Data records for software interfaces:

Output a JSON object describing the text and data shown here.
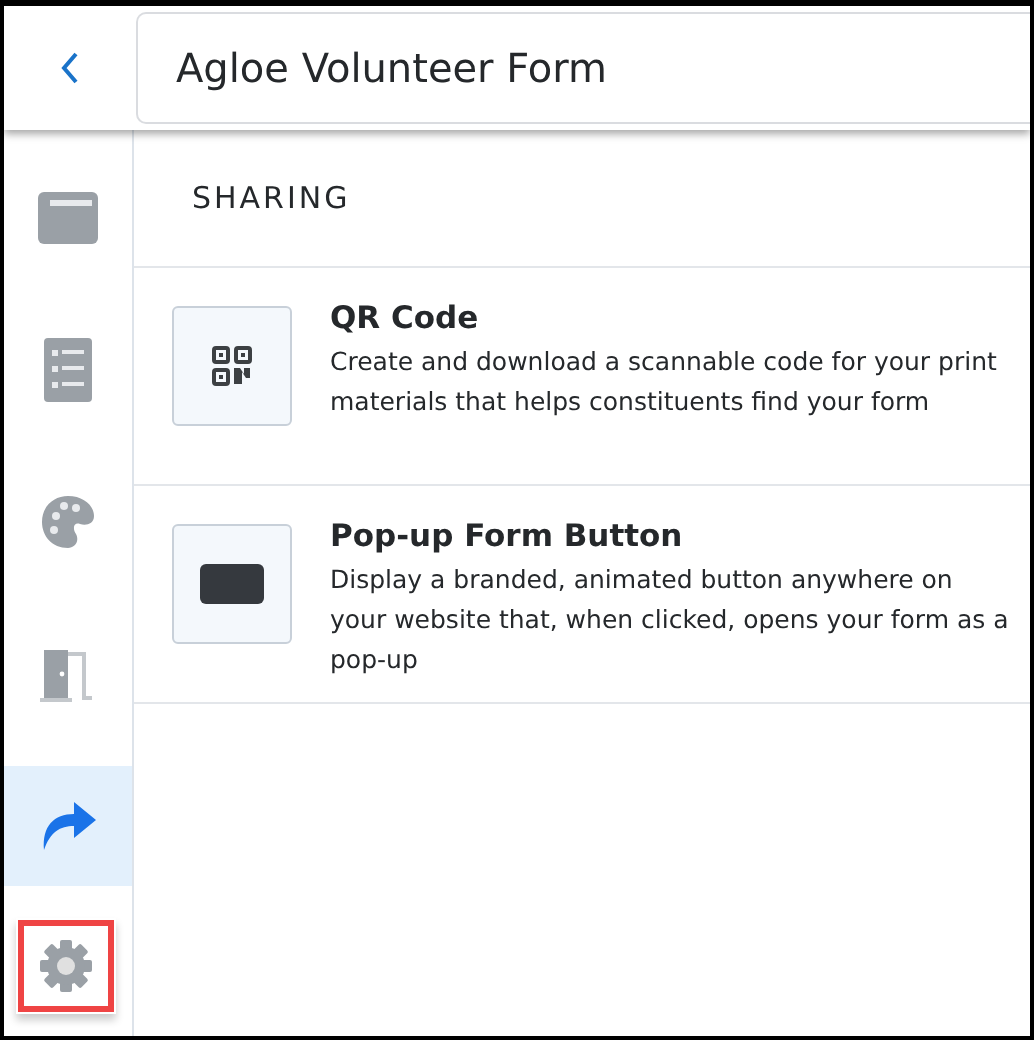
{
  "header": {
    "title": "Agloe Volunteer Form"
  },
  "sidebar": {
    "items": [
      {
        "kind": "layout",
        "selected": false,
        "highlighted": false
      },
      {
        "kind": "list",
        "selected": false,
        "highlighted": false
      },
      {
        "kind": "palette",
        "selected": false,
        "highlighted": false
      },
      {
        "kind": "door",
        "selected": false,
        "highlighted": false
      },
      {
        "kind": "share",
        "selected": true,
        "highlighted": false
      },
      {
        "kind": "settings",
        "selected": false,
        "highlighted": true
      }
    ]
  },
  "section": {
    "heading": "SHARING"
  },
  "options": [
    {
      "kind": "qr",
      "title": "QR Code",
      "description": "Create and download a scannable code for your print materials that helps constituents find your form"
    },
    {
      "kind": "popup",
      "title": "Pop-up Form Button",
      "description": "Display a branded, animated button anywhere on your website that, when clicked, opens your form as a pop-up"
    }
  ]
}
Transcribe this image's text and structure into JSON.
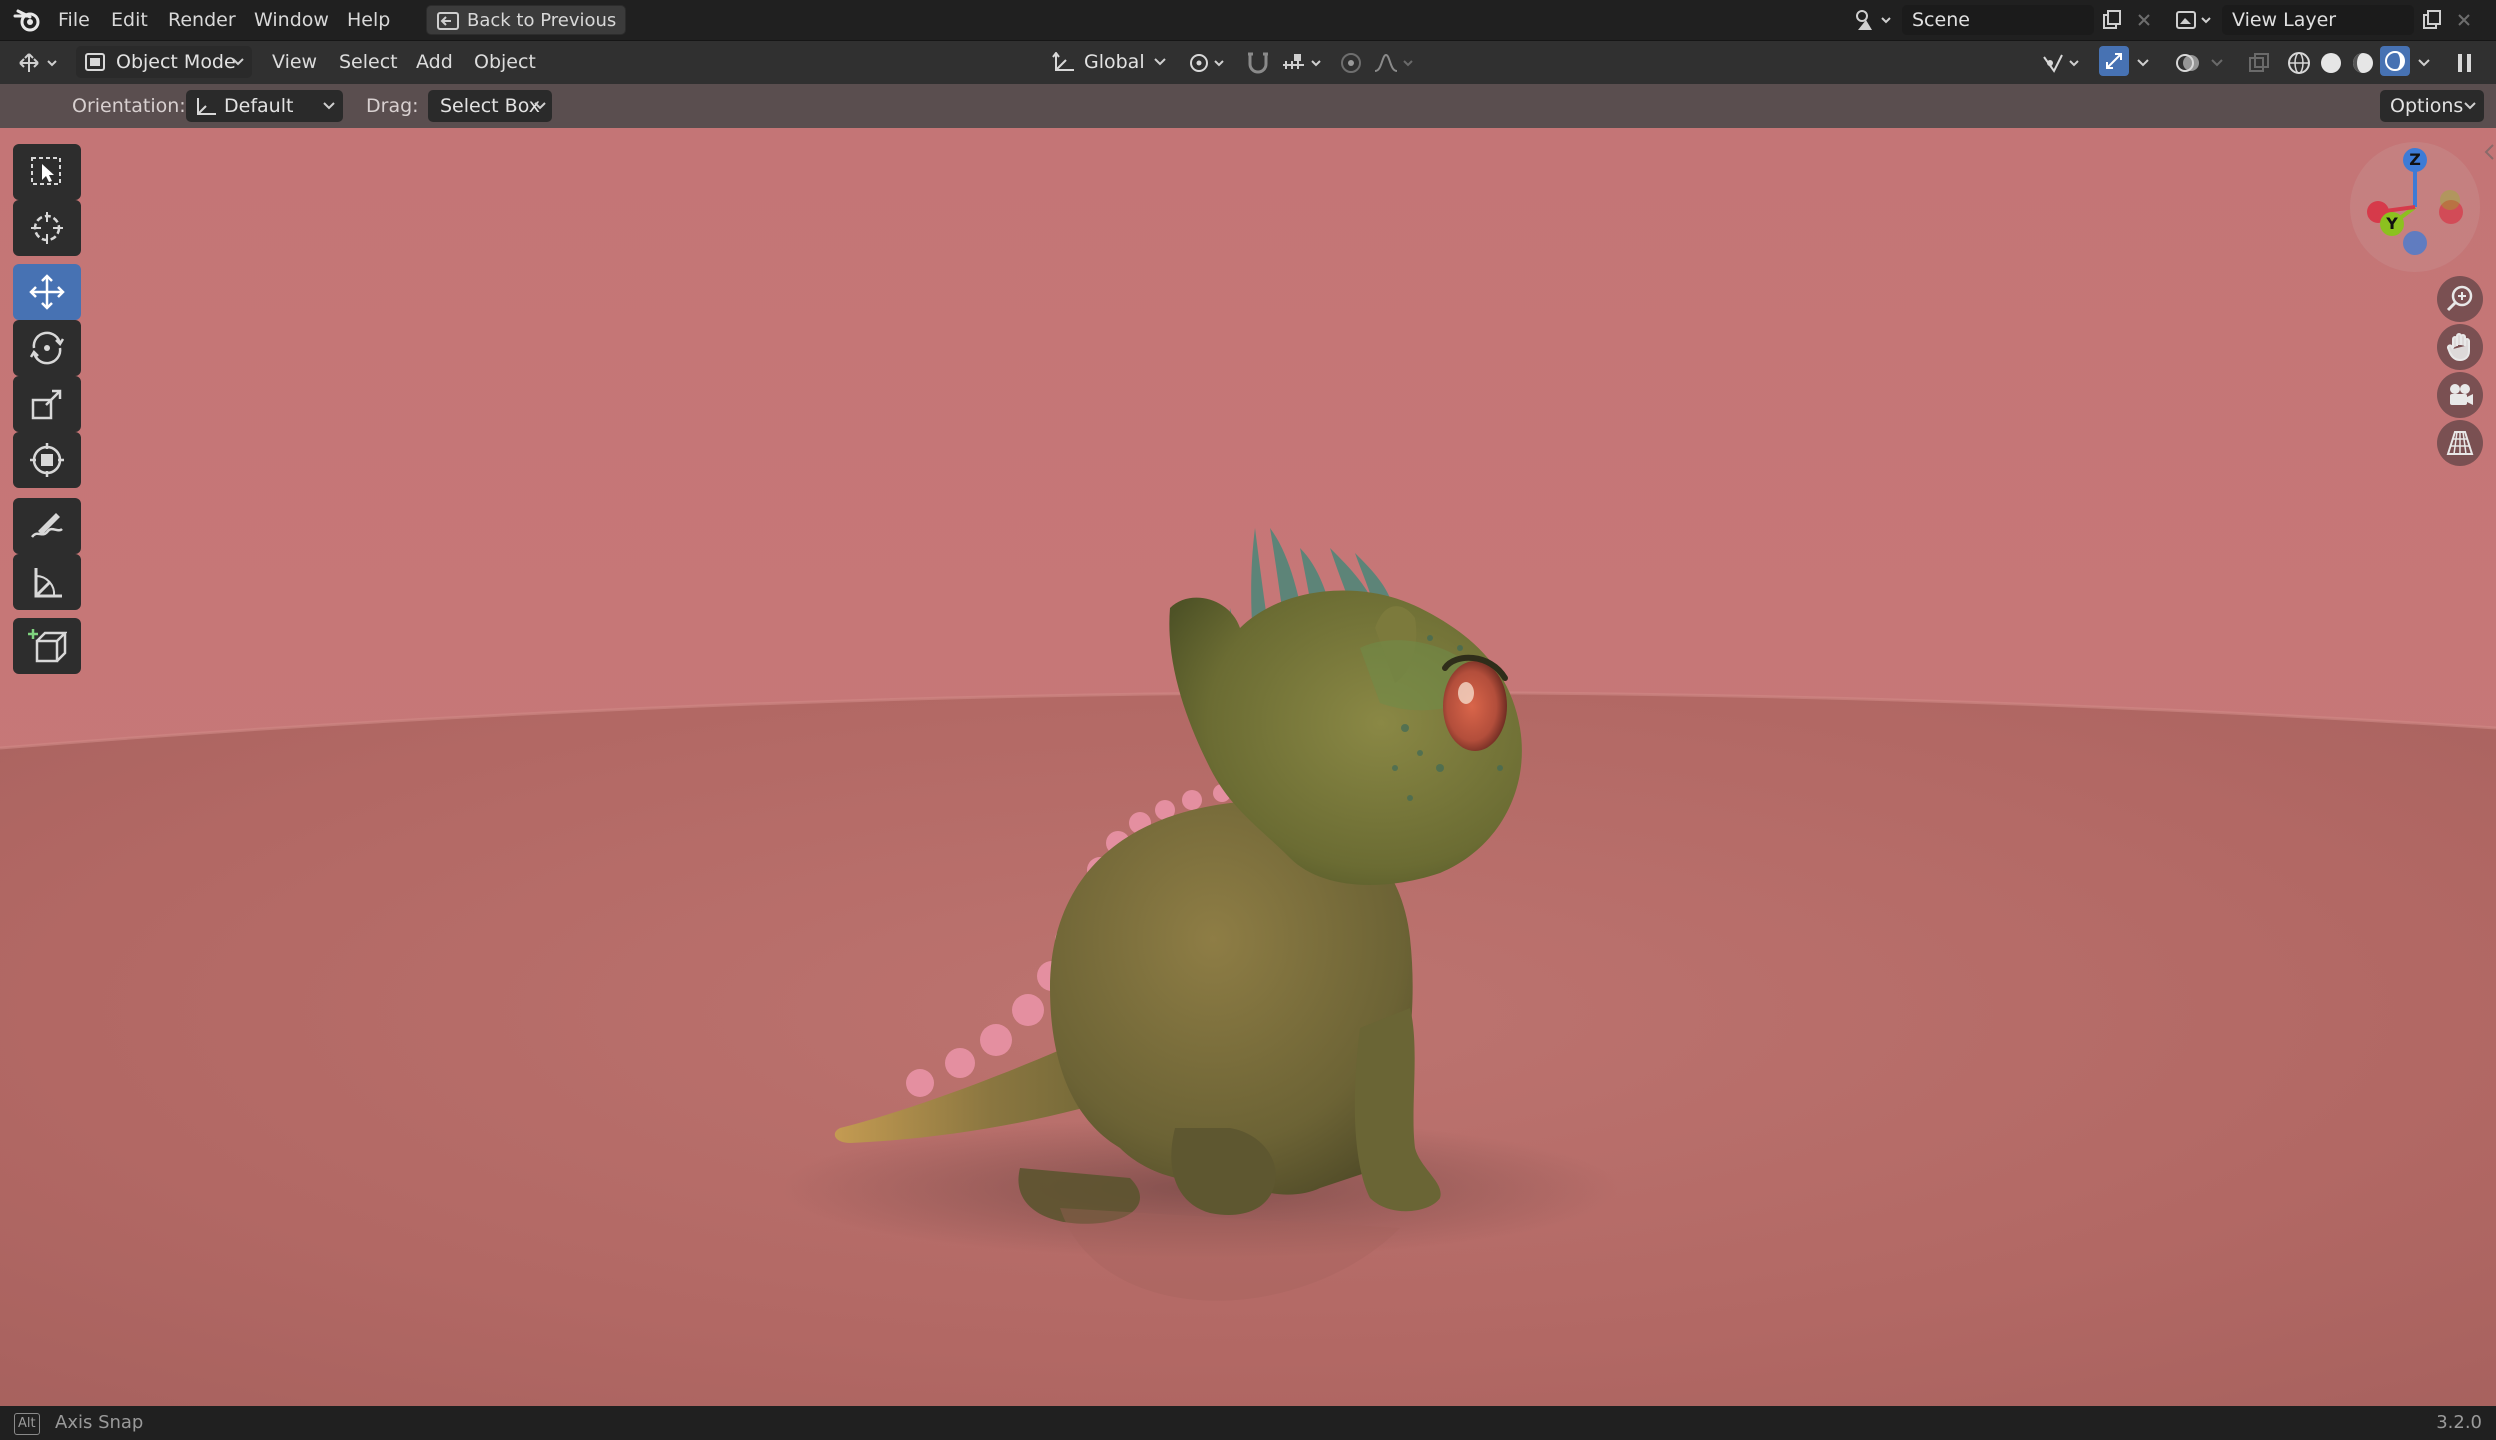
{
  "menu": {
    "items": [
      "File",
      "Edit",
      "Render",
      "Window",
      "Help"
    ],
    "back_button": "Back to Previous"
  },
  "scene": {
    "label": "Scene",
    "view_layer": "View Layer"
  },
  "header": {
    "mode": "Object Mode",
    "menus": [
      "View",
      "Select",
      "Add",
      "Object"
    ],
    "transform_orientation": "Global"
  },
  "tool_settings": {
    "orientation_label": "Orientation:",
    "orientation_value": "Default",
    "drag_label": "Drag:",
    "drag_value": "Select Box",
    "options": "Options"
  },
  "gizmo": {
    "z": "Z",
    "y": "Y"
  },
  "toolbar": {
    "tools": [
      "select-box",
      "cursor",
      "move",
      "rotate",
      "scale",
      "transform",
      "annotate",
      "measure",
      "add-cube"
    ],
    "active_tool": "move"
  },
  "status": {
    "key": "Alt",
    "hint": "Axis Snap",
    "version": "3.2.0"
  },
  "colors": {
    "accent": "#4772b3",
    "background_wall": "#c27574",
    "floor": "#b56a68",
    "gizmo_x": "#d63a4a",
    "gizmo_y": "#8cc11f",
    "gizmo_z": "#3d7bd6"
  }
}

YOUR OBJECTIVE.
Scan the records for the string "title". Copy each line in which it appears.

RESULT OF THE EXERCISE.
    "title": "Agloe Volunteer Form"
      "title": "QR Code",
      "title": "Pop-up Form Button",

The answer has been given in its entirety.